“I guess.  But isn’t it too late to go that far?”  He didn’t want her driving back after dark.  God knew what she’d run into.  His vision ran to elk, bear, maybe even a buffalo.  And a buffalo would total their old truck.

“It’s only nine now, and it still doesn’t get dark until eight these days.”  She read his mind, as she was wont to do, with the ease of long familiarity and knowledge of what he worried most about.  “I’ll be back before then.  Can you fend for yourselves in the meantime?  There’s cold cuts in the refrigerator, and bread in the breadbox.”

“Is there enough gas in the truck?  Are there any ration coupons left?”  They received a slightly higher gas ration because of where they were and what they were doing, but not that much more.

“I think so.  There’s still one unused sticker on the coupon, too.”

Reluctantly, Will capitulated again.  “We can fend for ourselves.”

“What’s fend?”  The spider was gone, and Chuck was back at the table, grabbing for another potato pancake.

“Fend means take care of yourselves while I go to Bozeman today.  Did you touch that spider, young man?” Karin demanded, batting his hands away from the plate.

“No.  Whatcha gonna do?”

“I am going shopping.”

Will knew as well as Karin did what Chuck thought of shopping.  He grinned as the boy responded predictably.  “Ick.”

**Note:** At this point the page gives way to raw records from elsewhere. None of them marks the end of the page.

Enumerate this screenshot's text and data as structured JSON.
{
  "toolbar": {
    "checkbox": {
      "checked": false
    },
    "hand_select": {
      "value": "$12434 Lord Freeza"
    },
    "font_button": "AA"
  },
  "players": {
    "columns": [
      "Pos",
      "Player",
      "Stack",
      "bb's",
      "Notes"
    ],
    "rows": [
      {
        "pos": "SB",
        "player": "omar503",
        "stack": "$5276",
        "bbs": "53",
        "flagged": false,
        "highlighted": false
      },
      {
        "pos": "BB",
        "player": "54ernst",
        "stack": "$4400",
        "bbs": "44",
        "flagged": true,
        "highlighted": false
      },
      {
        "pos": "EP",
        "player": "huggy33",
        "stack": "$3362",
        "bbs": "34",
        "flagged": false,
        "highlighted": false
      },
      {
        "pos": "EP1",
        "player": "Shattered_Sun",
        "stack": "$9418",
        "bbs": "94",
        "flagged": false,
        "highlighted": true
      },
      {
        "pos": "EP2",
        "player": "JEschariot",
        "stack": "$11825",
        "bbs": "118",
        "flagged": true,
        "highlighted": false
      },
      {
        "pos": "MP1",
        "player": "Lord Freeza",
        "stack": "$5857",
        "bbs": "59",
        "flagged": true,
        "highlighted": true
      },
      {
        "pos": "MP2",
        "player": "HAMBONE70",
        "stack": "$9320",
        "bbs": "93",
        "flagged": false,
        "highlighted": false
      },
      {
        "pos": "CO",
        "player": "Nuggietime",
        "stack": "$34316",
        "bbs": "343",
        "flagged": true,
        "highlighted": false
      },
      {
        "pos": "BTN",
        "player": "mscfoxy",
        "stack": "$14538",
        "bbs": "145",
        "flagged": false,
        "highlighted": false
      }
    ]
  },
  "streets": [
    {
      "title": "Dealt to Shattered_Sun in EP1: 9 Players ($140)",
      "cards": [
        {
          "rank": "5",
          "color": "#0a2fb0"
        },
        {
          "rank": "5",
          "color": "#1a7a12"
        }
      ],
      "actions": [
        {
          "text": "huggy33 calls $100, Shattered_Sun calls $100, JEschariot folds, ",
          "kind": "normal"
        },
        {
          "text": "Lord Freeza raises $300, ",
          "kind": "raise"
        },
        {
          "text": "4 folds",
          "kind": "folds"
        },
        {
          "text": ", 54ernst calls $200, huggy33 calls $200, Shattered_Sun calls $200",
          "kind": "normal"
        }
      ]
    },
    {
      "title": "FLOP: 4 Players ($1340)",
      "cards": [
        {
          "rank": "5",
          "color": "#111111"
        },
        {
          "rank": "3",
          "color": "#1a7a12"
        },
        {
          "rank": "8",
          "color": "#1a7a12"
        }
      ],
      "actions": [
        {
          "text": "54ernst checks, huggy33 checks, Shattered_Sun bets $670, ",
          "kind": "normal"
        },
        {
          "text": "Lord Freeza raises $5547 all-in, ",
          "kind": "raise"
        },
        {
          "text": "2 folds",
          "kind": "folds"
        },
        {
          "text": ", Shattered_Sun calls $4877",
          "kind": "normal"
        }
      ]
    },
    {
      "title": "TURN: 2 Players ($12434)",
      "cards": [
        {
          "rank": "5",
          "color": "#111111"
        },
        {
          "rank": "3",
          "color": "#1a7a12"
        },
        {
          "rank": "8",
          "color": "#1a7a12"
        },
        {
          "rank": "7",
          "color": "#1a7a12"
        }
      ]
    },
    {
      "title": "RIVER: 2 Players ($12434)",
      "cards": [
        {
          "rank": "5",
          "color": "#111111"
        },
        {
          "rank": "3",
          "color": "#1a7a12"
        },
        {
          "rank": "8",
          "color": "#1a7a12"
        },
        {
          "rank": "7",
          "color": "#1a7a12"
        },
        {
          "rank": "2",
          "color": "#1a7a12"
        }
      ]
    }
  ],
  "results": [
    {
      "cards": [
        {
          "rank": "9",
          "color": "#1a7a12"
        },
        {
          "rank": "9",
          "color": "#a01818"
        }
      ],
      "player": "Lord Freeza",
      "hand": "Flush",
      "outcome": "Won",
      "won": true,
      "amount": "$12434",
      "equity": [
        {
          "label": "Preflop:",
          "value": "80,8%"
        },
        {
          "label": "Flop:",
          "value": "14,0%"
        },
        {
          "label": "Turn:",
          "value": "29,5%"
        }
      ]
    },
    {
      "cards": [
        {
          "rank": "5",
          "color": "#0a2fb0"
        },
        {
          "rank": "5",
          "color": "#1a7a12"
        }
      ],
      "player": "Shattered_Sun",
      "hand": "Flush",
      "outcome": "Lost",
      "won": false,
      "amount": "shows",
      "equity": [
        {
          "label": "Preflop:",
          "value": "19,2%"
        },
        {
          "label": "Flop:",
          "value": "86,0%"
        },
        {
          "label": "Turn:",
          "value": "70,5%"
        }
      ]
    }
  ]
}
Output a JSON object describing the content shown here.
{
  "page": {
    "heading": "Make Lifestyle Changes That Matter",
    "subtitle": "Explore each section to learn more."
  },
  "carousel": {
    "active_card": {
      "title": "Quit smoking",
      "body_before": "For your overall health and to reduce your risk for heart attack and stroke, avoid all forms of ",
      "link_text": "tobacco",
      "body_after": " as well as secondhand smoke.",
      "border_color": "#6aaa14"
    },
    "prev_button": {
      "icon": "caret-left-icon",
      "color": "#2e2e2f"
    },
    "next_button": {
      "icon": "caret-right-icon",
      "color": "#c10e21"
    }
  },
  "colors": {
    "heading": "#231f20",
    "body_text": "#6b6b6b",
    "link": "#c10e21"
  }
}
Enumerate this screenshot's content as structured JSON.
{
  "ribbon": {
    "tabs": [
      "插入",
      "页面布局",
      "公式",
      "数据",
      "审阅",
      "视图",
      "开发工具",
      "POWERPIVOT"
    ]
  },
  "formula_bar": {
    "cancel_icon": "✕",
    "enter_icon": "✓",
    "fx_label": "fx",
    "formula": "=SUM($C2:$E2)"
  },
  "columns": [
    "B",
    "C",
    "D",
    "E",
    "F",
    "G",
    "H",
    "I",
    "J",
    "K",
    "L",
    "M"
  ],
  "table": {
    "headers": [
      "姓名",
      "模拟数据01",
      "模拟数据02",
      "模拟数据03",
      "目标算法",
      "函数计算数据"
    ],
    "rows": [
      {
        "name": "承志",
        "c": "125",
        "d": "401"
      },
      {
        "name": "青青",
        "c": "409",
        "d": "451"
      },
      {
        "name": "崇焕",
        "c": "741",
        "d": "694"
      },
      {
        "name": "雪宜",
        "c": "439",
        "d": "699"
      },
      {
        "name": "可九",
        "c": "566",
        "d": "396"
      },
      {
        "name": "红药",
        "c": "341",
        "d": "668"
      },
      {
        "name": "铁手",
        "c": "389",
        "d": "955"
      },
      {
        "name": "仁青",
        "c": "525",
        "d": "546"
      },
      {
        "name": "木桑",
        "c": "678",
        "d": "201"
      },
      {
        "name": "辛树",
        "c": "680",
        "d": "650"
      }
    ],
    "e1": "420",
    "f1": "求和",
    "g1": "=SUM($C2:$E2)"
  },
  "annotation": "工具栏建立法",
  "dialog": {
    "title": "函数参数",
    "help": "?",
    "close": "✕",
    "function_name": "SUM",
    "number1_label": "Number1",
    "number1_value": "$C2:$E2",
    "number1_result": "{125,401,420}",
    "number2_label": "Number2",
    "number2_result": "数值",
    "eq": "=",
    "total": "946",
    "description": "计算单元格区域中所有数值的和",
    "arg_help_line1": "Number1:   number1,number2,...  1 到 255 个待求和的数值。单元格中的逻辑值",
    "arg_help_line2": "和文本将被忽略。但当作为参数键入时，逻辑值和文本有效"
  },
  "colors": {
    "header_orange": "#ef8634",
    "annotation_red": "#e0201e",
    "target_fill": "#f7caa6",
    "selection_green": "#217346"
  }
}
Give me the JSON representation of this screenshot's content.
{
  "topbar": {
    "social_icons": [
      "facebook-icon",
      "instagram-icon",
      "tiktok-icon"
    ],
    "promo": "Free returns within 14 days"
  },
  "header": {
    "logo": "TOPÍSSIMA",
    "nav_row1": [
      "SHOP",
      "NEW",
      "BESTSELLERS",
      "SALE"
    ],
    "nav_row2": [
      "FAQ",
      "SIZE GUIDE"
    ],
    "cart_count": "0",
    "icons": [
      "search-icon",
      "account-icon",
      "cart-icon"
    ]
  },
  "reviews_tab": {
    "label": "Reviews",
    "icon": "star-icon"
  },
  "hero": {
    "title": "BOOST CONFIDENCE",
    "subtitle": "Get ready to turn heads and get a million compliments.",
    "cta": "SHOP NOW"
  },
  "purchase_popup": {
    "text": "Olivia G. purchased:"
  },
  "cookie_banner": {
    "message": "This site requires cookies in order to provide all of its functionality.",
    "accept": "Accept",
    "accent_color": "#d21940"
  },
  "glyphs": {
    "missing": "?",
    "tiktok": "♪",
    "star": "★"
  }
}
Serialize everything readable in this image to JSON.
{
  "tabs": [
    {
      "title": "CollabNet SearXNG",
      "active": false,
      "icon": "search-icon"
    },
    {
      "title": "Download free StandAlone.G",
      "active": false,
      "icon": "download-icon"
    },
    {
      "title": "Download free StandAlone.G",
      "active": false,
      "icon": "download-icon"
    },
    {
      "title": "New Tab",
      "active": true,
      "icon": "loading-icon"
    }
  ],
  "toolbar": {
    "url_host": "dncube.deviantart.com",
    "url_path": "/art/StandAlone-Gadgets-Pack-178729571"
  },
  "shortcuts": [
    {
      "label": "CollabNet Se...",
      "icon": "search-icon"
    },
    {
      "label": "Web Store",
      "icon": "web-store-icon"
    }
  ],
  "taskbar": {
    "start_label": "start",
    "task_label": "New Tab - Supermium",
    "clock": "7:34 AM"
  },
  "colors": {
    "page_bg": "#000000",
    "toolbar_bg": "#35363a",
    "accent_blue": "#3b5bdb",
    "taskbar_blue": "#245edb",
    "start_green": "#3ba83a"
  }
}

“Are you sure you didn’t touch it?  Maybe you’d better go wash your hands, anyway.”

Will and Chuck had both washed their hands after they’d first walked in the door.  Chuck pouted.  “I didn’t!”

Will put in, “He didn’t, Karin.  I watched.”

“All right.”  After Chuck had grabbed his lefse she got up to clear the table, ruffling his hair in the process.  It was an unruly mop.  Will supposed she’d cut it before James arrived, too.  Poor kid.  Chuck had no idea how his life was going to change in a few days, and no amount of explanation was going to prepare him.

A story in the Time in Yellowstone series.
Includes chapters from Repeating History, True Gold, and Finding Home.

In paperback and for the Kindle from Amazon
In paperback from CreateSpace
As an ebook in many formats from Smashwords
In print from Barnes and Noble
For the Nook from Barnes and Noble
From Kobo
From iTunes
In paperback from Powells